Prime Minister David Cameron said on Thursday it was time for the UK to join air strikes against Islamic State in Syria because Britain cannot "subcontract its security to other countries".
Many Britons are wary of entering into another war in the Middle East after Western intervention in Iraq, Afghanistan and Libya failed to bring stability to the region and, some believe, even led to the rise of militants groups such as Islamic State.
But, after Islamic State claimed responsibility for killing 130 people in Paris, some members of parliament who were reluctant to launch further military action in the Middle East now feel it is needed to protect Britain from such attacks.
Cameron lost a vote on air strikes against Syrian President Bashar al-Assad's forces in 2013 and must persuade some wary members of his own Conservative Party and in the opposition Labour Party to back him if he is to win parliament's support for military action.
After setting out his case, Cameron appeared to have persuaded at least two of 30 party "rebels" who voted against him in 2013, and his foreign minister, Philip Hammond, later said the government was now "building a consensus now for military action".

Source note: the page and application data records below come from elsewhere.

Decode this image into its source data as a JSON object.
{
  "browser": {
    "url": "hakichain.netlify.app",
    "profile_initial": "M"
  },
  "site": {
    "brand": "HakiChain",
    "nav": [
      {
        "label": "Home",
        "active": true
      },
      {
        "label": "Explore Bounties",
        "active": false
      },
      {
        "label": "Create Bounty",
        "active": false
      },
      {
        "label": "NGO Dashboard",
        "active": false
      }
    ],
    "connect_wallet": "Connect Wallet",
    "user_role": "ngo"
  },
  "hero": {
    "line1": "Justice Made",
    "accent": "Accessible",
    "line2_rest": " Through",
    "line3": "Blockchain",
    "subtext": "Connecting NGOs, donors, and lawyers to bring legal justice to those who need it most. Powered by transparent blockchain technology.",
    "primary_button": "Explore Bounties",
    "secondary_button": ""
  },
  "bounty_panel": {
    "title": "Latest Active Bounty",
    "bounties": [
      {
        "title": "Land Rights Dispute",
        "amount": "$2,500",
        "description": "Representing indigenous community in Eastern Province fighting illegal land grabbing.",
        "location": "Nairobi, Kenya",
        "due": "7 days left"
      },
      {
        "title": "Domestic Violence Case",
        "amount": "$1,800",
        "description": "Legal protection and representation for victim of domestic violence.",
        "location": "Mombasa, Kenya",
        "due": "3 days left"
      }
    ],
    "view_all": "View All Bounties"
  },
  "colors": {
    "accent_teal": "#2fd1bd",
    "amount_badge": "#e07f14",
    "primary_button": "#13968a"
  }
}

"We do not have the luxury of being able to wait until the Syrian conflict is resolved before tackling ISIL (Islamic State)," Cameron wrote in a response to parliament's Foreign Affairs Committee, which had said a policy to extend air strikes was "incoherent" without a strategy to defeat the militants.
"It is wrong for the United Kingdom to subcontract its security to other countries, and to expect the aircrews of other nations to carry the burdens and the risks of striking ISIL in Syria to stop terrorism here in Britain," he added.
But Labour leader Jeremy Corbyn, a veteran anti-war campaigner, wrote to his lawmakers later on Thursday to say Cameron had not made a convincing case. "I do not believe the prime minister's current proposal for air strikes in Syria will protect our security and therefore cannot support it," he said in the letter.
Corbyn said his team of senior lawmakers had debated the issue extensively during a meeting on Thursday and would meet again on Monday to "attempt to reach a common view".
Cameron said in his 24-page response that the campaign against Islamic State was entering a new phase, focusing on command and control, supply lines and financial support - something that suited Britain's capabilities.
Drumming up support
Fearful of losing standing on the world stage, Cameron said Britain should respond to requests from allies, including the United States, but said he would not put a vote to parliament unless there was a majority backing action.
He said he did not want to hand Islamic State a "propaganda coup" by losing a vote. The government has not set a timetable for any vote but Cameron said earlier this week that parliament would be able to consider his case over the weekend, prompting many to expect he could push for a vote as early as next week.
Cameron told some lawmakers, who fear joining the air strikes over Syria would make Britain more of a target, that with the threat to the country already as high as it could be, the only way of reducing it would be to "degrade" Islamic State.
British politicians are keenly aware of public opinion over whether to launch air strikes on Syria. A poll by YouGov this week said 59 per cent of people would approve of such strikes, compared with 58 per cent a week earlier.
After Cameron's statement, the Conservative chair of the Foreign Affairs Committee, Crispin Blunt, said he now believed parliament should support the prime minister's judgement "that the United Kingdom should play a full role in the coalition".
Another Conservative lawmaker, Sarah Wollaston, said she had changed her mind and was now in favour of air strikes. But others, in Labour and the Scottish National Party, were less convinced, saying the prime minister had yet to present a clear peace plan for Syria after the military campaign. Others feared that air strikes would pave the way for sending in ground troops, which Cameron denied.
Cameron is hoping to find some support among Labour lawmakers, who are deeply split over Corbyn's anti-war stance. Breaking with a British political tradition of using a "party whip" to maintain parliamentary discipline, Corbyn's finance spokesman said Labour was considering allowing its lawmakers to vote as they wish. "In these sort of issues of conscience it is better to allow MPs to make their own minds up," John McDonnell told BBC television ahead of Cameron's statement.